Electroencephalographic, behavioral, and neuropathologic changes were monitored after infusions of the endogenous excitatory amino acid, quinolinic acid (QUIN), into the dorsal hippocampus of unanesthetized, freely moving rats. A dose of 120 nmol QUIN was required to reliably precipitate seizures although EEG changes were observed with doses as small as 3 nmol. Seizure episodes were characterized by repetitive periods of high-voltage spiking typically lasting 20 s but occasional longer multicomponent episodes (60 s) were also observed. The latency of specific QUIN-induced seizures was similar for all doses tested (19 to 32 min); however, the total number of seizures and total time in seizures increased in a dose-dependent fashion from 30 to 300 nmol QUIN. Seizure episodes were often associated with a frozen appearance of the animal and intermittent "wet dog shakes". Ataxia was apparent in animals receiving 120 and 300 nmol QUIN. Using light microscopic analyses, pyramidal cell degeneration was observed in the QUIN-injected hippocampus (CA3 and CA1 cells more susceptible than CA2 cells); dentate granule cells showed signs of degeneration only at the largest QUIN dose. No neuropathologic changes were found outside the injected hippocampus. Seizures and neuropathologic changes induced by 120 nmol QUIN were completely blocked by pre- or cotreatment with 12 nmol (-)2-amino-7-phosphonoheptanoic acid. Experiments with [3H]QUIN indicated that only 3% of the injected radioactivity was present in the dorsal hippocampus at the average time of seizure onset (25 min), and consisted entirely of unmetabolized QUIN. The potent convulsant properties of QUIN, an endogenous metabolite, may prove to be of relevance for the etiology of human temporal lobe epilepsy.

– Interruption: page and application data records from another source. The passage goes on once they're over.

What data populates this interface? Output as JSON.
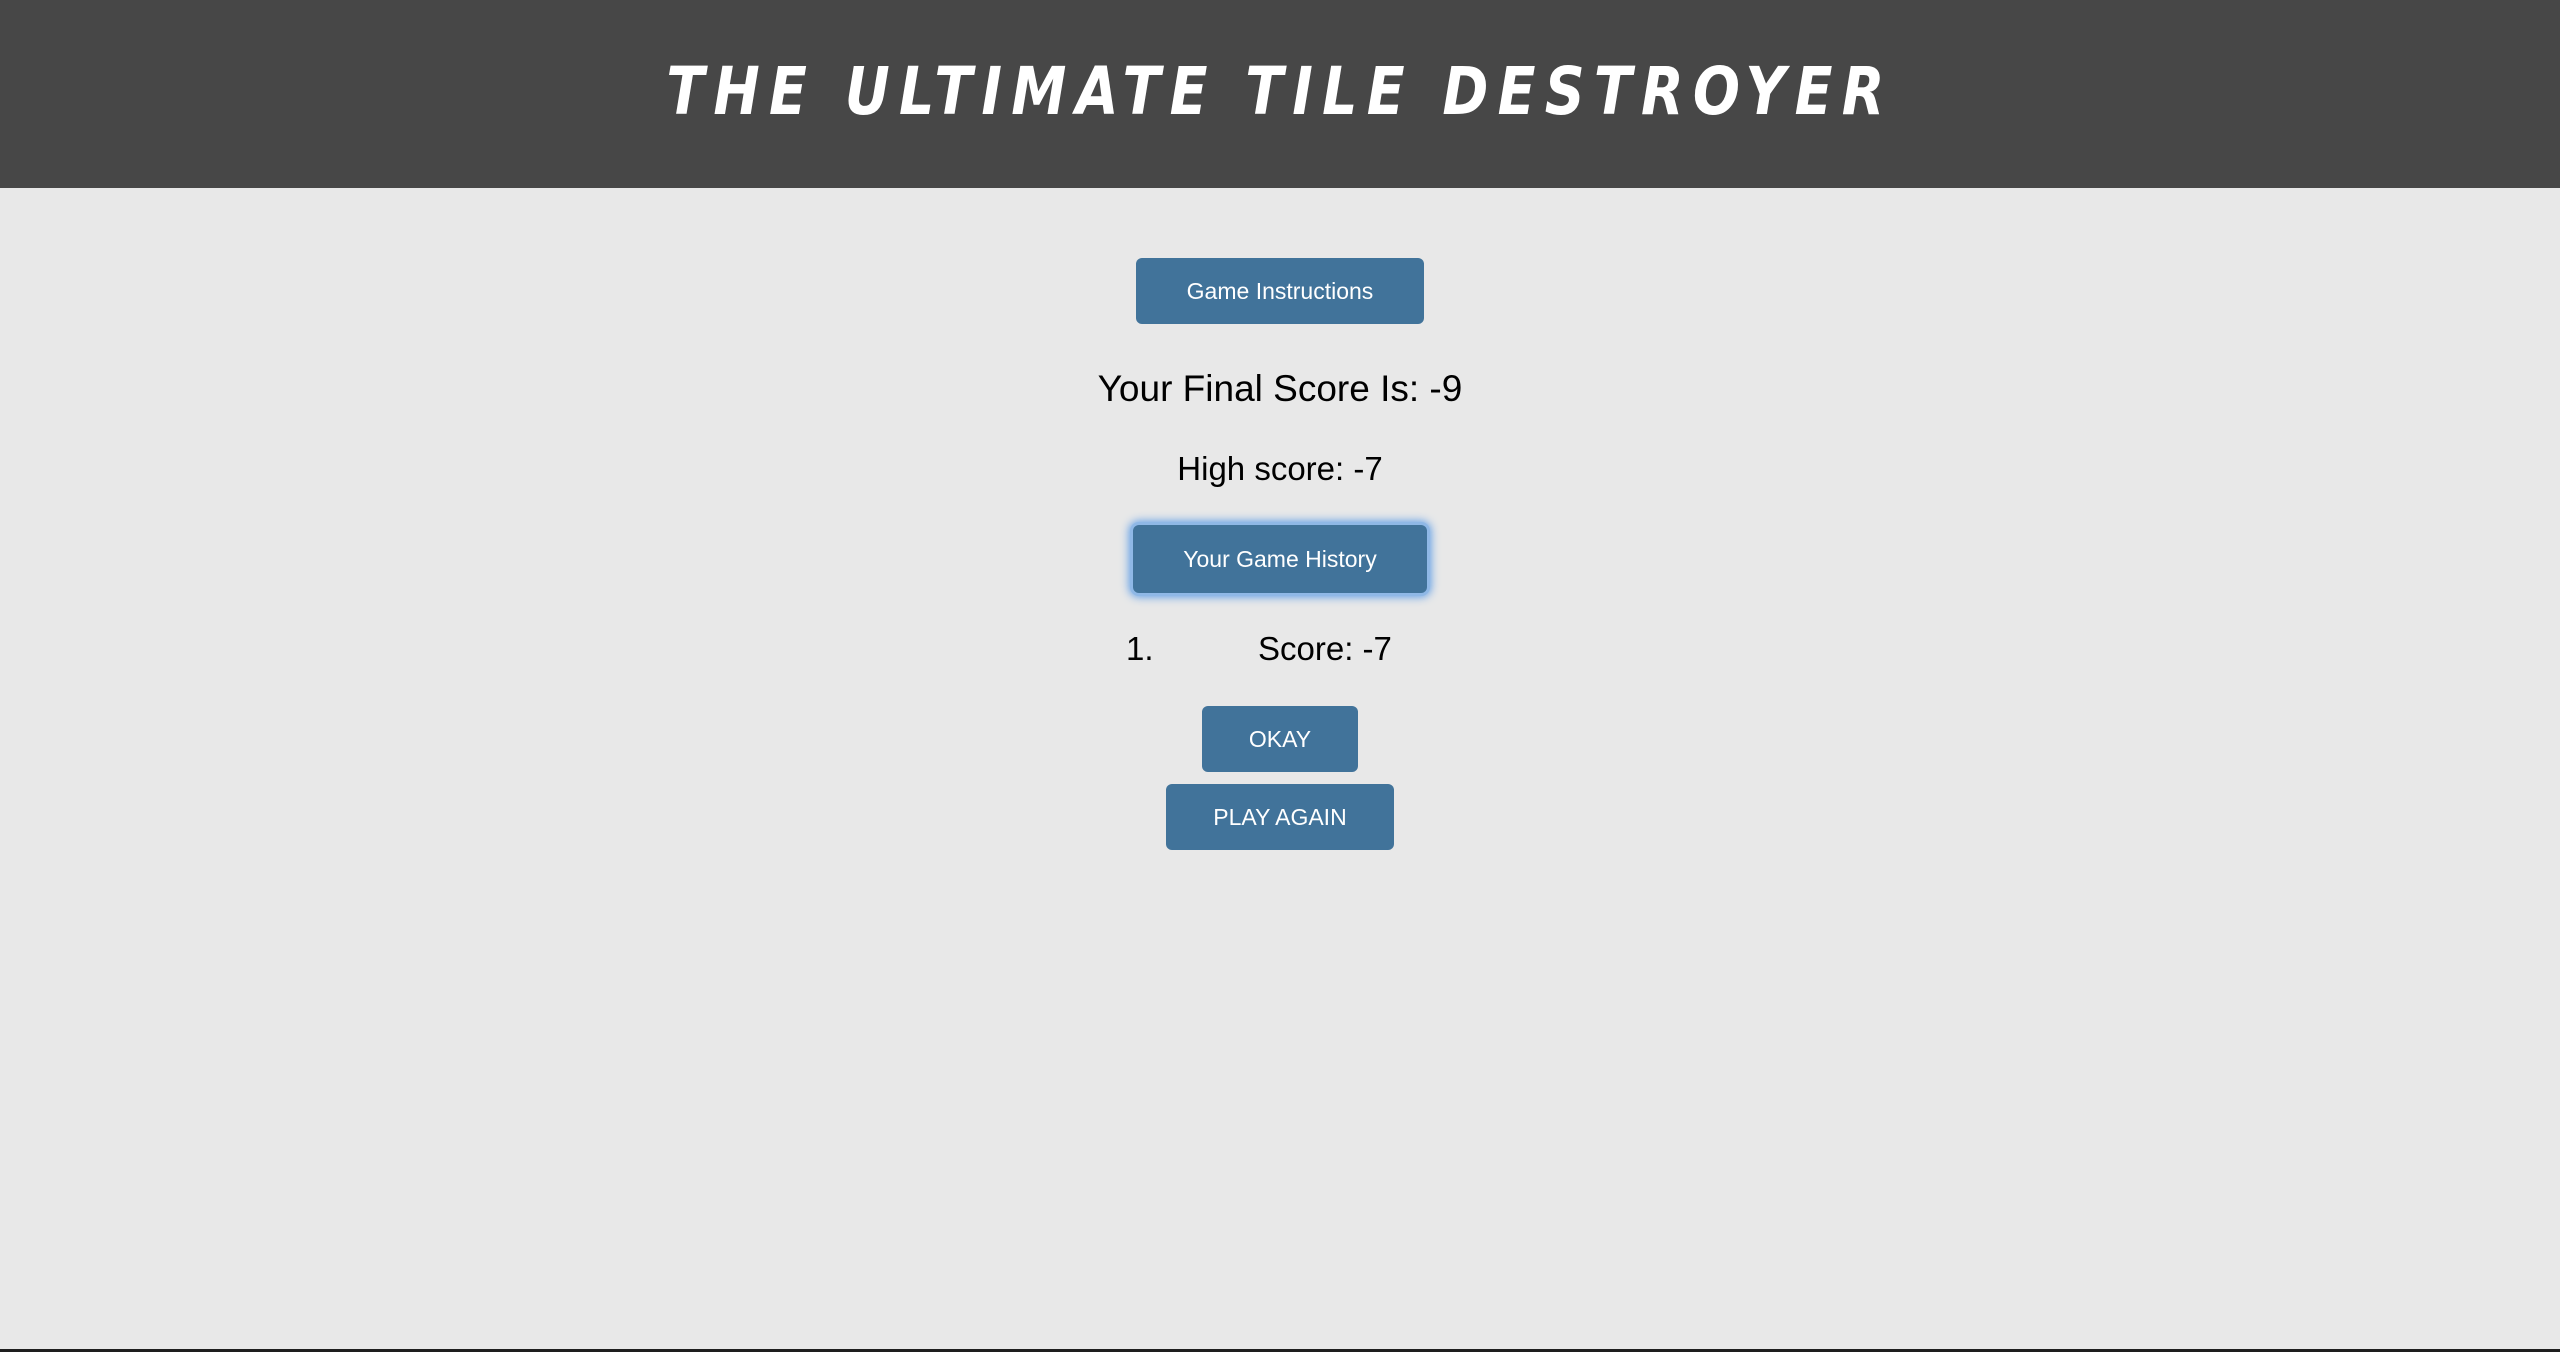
{
  "header": {
    "title": "THE ULTIMATE TILE DESTROYER"
  },
  "main": {
    "instructions_button": "Game Instructions",
    "final_score_text": "Your Final Score Is: -9",
    "high_score_text": "High score: -7",
    "history_button": "Your Game History",
    "history": [
      {
        "rank": "1.",
        "score": "Score: -7"
      }
    ],
    "okay_button": "OKAY",
    "play_again_button": "PLAY AGAIN"
  },
  "colors": {
    "header_bg": "#474747",
    "page_bg": "#e8e8e8",
    "button_bg": "#41739a",
    "focus_ring": "#5c9ce6"
  }
}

ASJC Scopus subject areas
- Developmental Neuroscience